=== Goal of the exercise ===
Keep only the lines of the data below that contain "document", and copy them.

Items from an interface collection:
★ ★ ★ ★
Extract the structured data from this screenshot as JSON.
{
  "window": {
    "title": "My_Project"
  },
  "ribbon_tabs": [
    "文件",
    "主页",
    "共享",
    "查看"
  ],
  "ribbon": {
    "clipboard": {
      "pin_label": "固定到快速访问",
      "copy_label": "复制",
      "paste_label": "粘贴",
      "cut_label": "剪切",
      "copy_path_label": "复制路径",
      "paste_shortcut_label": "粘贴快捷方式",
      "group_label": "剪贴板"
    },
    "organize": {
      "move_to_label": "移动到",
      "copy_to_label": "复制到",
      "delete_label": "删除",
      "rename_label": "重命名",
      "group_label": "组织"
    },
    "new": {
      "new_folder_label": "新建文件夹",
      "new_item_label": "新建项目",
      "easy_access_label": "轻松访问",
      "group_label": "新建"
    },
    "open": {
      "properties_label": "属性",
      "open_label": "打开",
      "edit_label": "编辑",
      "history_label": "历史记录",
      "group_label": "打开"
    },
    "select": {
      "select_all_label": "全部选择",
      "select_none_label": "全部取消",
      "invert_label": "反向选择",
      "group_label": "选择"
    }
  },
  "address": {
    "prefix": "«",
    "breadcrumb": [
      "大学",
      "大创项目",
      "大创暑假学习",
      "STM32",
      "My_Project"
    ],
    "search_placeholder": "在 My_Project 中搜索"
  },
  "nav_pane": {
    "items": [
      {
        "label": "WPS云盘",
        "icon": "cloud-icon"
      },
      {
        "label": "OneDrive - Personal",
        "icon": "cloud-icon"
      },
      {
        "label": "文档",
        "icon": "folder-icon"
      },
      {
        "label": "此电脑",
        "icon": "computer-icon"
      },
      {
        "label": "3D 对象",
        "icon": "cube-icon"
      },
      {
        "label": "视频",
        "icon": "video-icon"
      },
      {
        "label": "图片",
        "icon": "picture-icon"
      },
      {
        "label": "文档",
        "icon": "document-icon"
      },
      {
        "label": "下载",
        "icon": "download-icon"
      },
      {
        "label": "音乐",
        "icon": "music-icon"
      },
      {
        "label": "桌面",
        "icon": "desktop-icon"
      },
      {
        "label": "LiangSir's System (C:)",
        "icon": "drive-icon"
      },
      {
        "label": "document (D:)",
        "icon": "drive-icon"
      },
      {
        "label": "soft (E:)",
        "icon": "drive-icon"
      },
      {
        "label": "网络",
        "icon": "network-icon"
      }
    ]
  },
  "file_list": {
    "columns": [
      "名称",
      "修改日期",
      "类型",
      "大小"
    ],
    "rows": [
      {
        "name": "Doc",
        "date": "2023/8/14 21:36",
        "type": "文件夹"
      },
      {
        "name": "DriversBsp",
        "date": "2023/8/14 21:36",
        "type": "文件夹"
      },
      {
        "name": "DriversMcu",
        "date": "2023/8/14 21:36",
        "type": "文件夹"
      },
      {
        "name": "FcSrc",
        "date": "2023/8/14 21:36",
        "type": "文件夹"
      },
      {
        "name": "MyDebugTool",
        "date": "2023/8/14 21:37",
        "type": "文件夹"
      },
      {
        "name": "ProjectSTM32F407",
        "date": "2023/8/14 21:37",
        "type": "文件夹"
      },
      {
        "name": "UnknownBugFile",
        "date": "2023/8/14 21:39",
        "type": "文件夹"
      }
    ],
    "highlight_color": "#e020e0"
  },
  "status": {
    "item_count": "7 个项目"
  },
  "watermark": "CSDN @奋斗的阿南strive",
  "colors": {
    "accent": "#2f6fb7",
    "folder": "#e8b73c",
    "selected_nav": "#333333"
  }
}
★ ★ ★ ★
=== Reply ===
        "icon": "document-icon"
        "label": "document (D:)",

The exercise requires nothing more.